After the opening days of April, magnitude 5.9 Uranus will be too faint and too low in the western sky after sunset for viewing, including on April 22-23 when it will be positioned close to Venus and Mercury. Uranus will reach solar conjunction on April 30.
Distant blue Neptune, in eastern Aquarius, will be shifting away from the sun in the eastern pre-dawn sky during April – but the shallow morning ecliptic will keep the magnitude 7.95 planet too low for observing in telescopes until late April, when it will be rising shortly after 4 a.m. local time.

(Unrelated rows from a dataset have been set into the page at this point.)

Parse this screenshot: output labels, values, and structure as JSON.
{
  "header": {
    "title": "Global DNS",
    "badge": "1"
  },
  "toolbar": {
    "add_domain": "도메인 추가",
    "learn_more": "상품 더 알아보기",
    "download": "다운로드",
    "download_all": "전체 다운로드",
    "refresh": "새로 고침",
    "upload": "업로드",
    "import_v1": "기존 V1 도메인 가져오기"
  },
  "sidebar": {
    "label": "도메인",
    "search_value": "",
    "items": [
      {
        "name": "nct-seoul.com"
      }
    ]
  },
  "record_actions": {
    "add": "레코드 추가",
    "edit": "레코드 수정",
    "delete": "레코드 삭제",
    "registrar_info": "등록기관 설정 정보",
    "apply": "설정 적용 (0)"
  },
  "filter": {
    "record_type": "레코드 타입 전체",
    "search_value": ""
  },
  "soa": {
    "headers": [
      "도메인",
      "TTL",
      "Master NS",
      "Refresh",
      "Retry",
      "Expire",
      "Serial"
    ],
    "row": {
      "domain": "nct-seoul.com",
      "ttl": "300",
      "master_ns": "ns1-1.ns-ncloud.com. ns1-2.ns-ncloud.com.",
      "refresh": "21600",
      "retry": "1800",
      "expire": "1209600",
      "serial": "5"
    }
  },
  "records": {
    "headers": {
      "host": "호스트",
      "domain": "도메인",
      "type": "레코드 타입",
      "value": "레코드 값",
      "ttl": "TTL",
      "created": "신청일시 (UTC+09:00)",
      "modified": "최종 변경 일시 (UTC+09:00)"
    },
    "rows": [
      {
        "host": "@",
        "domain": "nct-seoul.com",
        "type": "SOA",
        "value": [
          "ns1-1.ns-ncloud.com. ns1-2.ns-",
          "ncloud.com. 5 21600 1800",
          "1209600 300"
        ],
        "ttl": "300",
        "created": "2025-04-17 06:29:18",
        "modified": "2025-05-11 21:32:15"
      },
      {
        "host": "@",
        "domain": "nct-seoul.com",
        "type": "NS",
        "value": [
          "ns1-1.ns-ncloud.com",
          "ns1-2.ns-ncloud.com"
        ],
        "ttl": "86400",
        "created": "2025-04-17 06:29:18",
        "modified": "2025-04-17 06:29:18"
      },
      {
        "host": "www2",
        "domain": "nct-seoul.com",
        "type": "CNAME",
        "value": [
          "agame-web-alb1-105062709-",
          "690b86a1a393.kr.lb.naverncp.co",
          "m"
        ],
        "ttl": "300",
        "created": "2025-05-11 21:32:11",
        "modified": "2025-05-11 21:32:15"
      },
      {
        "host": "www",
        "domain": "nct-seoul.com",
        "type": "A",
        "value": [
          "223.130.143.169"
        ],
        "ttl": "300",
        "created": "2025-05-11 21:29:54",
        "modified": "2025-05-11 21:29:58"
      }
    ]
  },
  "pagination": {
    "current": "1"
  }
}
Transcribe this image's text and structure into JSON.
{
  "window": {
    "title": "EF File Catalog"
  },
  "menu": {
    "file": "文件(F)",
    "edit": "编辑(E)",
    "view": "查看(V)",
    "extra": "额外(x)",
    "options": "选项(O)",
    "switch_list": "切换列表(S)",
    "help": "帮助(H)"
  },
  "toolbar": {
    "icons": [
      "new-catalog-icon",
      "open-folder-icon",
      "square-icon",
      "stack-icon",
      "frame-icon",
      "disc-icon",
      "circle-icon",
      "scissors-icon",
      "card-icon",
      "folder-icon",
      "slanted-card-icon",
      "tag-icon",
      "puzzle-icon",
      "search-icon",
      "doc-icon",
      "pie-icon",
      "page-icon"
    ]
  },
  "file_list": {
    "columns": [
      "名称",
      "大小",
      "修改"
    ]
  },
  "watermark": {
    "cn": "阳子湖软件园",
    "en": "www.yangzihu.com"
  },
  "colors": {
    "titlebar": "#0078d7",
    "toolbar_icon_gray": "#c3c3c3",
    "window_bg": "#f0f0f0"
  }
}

Gibbous: Used to describe a planet or moon that is more than 50% illuminated.
Asterism: A noteworthy or striking pattern of stars within a larger constellation.
Degrees (measuring the sky): The sky is 360 degrees all the way around, which means roughly 180 degrees from horizon to horizon. It's easy to measure distances between objects: Your fist on an outstretched arm covers about 10 degrees of sky, while a finger covers about one degree.

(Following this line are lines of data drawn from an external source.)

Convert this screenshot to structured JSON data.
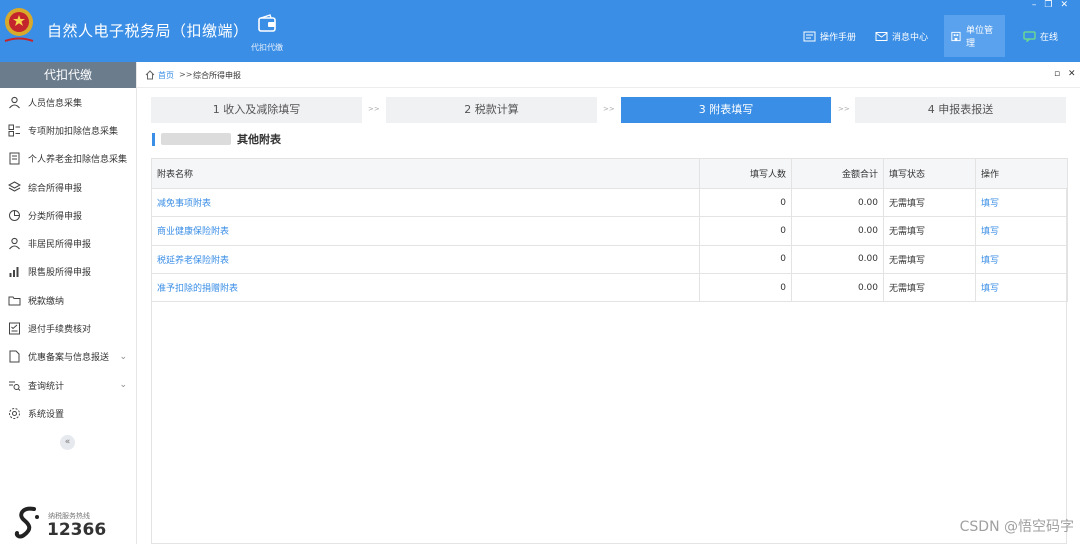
{
  "header": {
    "title": "自然人电子税务局（扣缴端）",
    "module_label": "代扣代缴",
    "menu": [
      {
        "label": "操作手册",
        "icon": "manual-icon"
      },
      {
        "label": "消息中心",
        "icon": "mail-icon"
      },
      {
        "label": "单位管理",
        "icon": "building-icon"
      },
      {
        "label": "在线",
        "icon": "chat-icon"
      }
    ],
    "window_controls": [
      "–",
      "❐",
      "✕"
    ]
  },
  "sidebar": {
    "title": "代扣代缴",
    "items": [
      {
        "label": "人员信息采集",
        "icon": "person-icon"
      },
      {
        "label": "专项附加扣除信息采集",
        "icon": "grid-icon"
      },
      {
        "label": "个人养老金扣除信息采集",
        "icon": "document-icon"
      },
      {
        "label": "综合所得申报",
        "icon": "layers-icon"
      },
      {
        "label": "分类所得申报",
        "icon": "pie-icon"
      },
      {
        "label": "非居民所得申报",
        "icon": "person-icon"
      },
      {
        "label": "限售股所得申报",
        "icon": "bar-chart-icon"
      },
      {
        "label": "税款缴纳",
        "icon": "folder-icon"
      },
      {
        "label": "退付手续费核对",
        "icon": "checklist-icon"
      },
      {
        "label": "优惠备案与信息报送",
        "icon": "file-icon",
        "expandable": true
      },
      {
        "label": "查询统计",
        "icon": "search-list-icon",
        "expandable": true
      },
      {
        "label": "系统设置",
        "icon": "gear-icon"
      }
    ],
    "collapse_glyph": "«",
    "hotline_label": "纳税服务热线",
    "hotline_number": "12366"
  },
  "breadcrumb": {
    "home": "首页",
    "separator": ">>",
    "current": "综合所得申报"
  },
  "steps": [
    {
      "label": "1 收入及减除填写",
      "active": false
    },
    {
      "label": "2 税款计算",
      "active": false
    },
    {
      "label": "3 附表填写",
      "active": true
    },
    {
      "label": "4 申报表报送",
      "active": false
    }
  ],
  "step_separator": ">>",
  "section": {
    "title": "其他附表"
  },
  "table": {
    "columns": [
      "附表名称",
      "填写人数",
      "金额合计",
      "填写状态",
      "操作"
    ],
    "rows": [
      {
        "name": "减免事项附表",
        "count": "0",
        "amount": "0.00",
        "status": "无需填写",
        "action": "填写"
      },
      {
        "name": "商业健康保险附表",
        "count": "0",
        "amount": "0.00",
        "status": "无需填写",
        "action": "填写"
      },
      {
        "name": "税延养老保险附表",
        "count": "0",
        "amount": "0.00",
        "status": "无需填写",
        "action": "填写"
      },
      {
        "name": "准予扣除的捐赠附表",
        "count": "0",
        "amount": "0.00",
        "status": "无需填写",
        "action": "填写"
      }
    ]
  },
  "watermark": "CSDN @悟空码字",
  "colors": {
    "primary": "#3a8ee6",
    "sidebar_title_bg": "#6b7c8d",
    "link": "#3a8ee6"
  }
}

Visual Magnitude: This is the astronomer's scale for measuring the brightness of objects in the sky. The dimmest object visible in the night sky under perfectly dark conditions is about magnitude 6.5. Brighter stars are magnitude 2 or 1. The brightest objects get negative numbers. Venus can be as bright as magnitude minus 4.9. The full moon is minus 12.7 and the sun is minus 26.8.
Terminator: The boundary on the moon between sunlight and shadow.
Zenith: The point in the sky directly overhead.
Night Sky Observing Tips
Adjust to the dark: If you wish to observe faint objects, such as meteors or dim stars, give your eyes at least 15 minutes to adjust to the darkness.
Light Pollution: Even from a big city, one can see the moon, a handful of bright stars and sometimes the brightest planets. But to fully enjoy the heavens — especially a meteor shower, the constellations, or to see the amazing swath across the sky that represents our view toward the center of the Milky Way Galaxy — rural areas are best for night sky viewing. If you're stuck in a city or suburban area, a building can be used to block ambient light (or moonlight) to help reveal fainter objects. If you're in the suburbs, simply turning off outdoor lights can help.
Prepare for skywatching: If you plan to be out for more than a few minutes, and it's not a warm summer evening, dress warmer than you think necessary. An hour of observing a winter meteor shower can chill you to the bone. A blanket or lounge chair will prove much more comfortable than standing or sitting in a chair and craning your neck to see overhead.
Daytime skywatching: When Venus is visible (that is, not in front of or behind the sun) it can often be spotted during the day. But you'll need to know where to look. A sky map is helpful. When the sun has large sunspots, they can be seen without a telescope. However, it's unsafe to look at the sun without protective eyewear. See our video on how to safely observe the sun, or our safe sunwatching infographic.
- Moon Phases: How the lunar cycle works, from full moon to new moon. Also find out when is the next full moon.
- Constellations: The history of the Zodiac constellations and their place in night sky observing.
- Lunar Eclipses: How they work, plus find out when's the next lunar eclipse.
- Solar Eclipses: How they work, the types, and when the next one occurs.